  • The IPR, XML, UUID and UUID Info boxes are not yet supported either.
  • The analysis and validation of the image codestream is still somewhat limited. Currently jpylyzer reads and validates the required parts of the main codestream header (for those who are in the know on this: the SIZ, COD and QCD markers). It also checks if the information in the codestream header is consistent with the JP2 image header (the information in both headers is partially redundant). Finally, it loops through all tile parts in an image, and checks if the length (in bytes) of each tile-part is consistent with the markers that delineate the start and end of each tile-part in the codestream. This is particularly useful for detecting certain types of image corruption where one or more bytes are missing from the codestream (either at the end or in the middle).
  • For now only codestream comments that consist solely of ASCII characters are reported. As the standard permits the use of non-ASCII characters of the Latin (ISO/IEC 8859-15) character set, this means that codestream comments that contain e.g. accent characters are currently not reported by jpylyzer. This will change in upcoming versions.


You can download the source code of jpylyzer from the following location1:


This requires Python 2.7, or Python 3.2 or more recent.

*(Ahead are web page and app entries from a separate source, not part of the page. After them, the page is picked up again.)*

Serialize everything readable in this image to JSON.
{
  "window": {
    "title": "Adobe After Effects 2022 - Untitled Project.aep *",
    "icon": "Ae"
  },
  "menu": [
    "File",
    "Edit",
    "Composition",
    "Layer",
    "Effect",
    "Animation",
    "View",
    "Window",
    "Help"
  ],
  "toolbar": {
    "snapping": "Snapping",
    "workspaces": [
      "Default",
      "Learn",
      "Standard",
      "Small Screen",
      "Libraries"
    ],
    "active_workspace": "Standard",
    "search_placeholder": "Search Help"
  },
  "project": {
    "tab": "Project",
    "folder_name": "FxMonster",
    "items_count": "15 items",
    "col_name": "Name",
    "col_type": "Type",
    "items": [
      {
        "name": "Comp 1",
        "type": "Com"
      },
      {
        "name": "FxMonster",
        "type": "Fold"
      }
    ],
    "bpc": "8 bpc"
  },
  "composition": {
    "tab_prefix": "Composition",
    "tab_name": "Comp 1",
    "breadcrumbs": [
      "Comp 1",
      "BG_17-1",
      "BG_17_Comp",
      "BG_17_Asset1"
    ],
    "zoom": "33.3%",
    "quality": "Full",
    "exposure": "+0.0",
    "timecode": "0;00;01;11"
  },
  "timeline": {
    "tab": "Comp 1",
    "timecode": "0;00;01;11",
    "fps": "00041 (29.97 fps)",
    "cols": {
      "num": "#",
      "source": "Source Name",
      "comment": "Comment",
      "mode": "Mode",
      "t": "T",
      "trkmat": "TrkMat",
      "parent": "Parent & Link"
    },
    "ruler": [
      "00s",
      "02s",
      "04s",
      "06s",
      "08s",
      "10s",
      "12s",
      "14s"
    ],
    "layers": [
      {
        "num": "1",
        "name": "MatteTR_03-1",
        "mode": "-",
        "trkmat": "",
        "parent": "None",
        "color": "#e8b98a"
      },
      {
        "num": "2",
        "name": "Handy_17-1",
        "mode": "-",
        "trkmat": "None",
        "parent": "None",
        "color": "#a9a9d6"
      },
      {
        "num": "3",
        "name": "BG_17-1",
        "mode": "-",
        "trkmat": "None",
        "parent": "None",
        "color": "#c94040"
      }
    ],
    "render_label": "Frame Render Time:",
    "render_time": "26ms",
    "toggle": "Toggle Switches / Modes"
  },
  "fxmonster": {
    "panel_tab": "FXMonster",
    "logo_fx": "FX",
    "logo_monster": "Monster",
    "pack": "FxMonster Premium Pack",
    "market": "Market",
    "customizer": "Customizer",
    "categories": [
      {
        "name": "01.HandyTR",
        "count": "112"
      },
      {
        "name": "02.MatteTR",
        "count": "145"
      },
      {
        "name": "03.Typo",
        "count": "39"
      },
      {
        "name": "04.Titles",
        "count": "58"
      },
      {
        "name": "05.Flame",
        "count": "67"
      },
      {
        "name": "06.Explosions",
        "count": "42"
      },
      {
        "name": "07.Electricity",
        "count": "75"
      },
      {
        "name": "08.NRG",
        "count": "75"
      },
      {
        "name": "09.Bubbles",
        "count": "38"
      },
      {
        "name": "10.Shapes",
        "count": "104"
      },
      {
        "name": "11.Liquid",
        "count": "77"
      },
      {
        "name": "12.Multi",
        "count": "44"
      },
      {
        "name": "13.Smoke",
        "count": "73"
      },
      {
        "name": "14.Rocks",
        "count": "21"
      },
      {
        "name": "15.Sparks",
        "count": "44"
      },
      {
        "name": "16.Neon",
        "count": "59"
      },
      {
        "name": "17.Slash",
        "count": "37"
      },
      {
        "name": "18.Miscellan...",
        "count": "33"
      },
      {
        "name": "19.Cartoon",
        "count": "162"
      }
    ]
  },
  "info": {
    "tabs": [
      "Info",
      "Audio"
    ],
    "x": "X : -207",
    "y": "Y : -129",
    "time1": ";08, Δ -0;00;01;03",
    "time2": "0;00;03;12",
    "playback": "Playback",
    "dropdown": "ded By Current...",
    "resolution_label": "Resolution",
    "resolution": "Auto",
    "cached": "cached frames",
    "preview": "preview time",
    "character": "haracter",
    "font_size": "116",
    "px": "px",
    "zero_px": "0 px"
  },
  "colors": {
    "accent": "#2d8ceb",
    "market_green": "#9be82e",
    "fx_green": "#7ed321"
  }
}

A word of warning though: due to a number of reasons the source code ended up somewhat clumsy and unnecessarily verbose (one colleague even remarked that looking at it induced nostalgic memories of good old GW-BASIC!). With some major refactoring the overall length of the code could probably be reduced to half its current size, and I may have a go at this at some later point. For now it’ll have to do as it is!

I also created some Windows binaries for those who do not want to install Python. Just follow the link below, download the ZIP file and extract it to an empty directory. Then simply use ‘jpylyzer.exe’ directly on the command line:


A final word

Keep in mind that the current version of jpylyzer is still a prototype. There may (and probably will) be unresolved bugs, and it really shouldn’t be used in any operational workflows at this stage. So far I have tested it with a range of JPEG 2000 images (mostly JP2, but also some JPX), including some images that I deliberately corrupted. No matter how corrupt an image is, this should never cause jpylyzer to crash. Therefore, it would be extremely useful if people could test the tool on their worst and weirdest images, and report back in case of any unexpected results. For early 2012 I’m also planning to write a comprehensive user guide that gives some more details on the validation process, as well as an explanation on the reported properties. Support of the JP2 boxes that are currently missing will also follow around that time. Meanwhile, any feedback on the current prototype is highly appreciated!

Originally published at the Open Preservation Foundation blog

  1. Postscript, February 2019 - all links in this section point to an insanely outdated version of jpylyzer! Don’t use them, but go to the jpylyzer web site at http://jpylyzer.openpreservation.org/ instead (unless you’re some future software historian with an unlikely interest in the history of jpylyzer).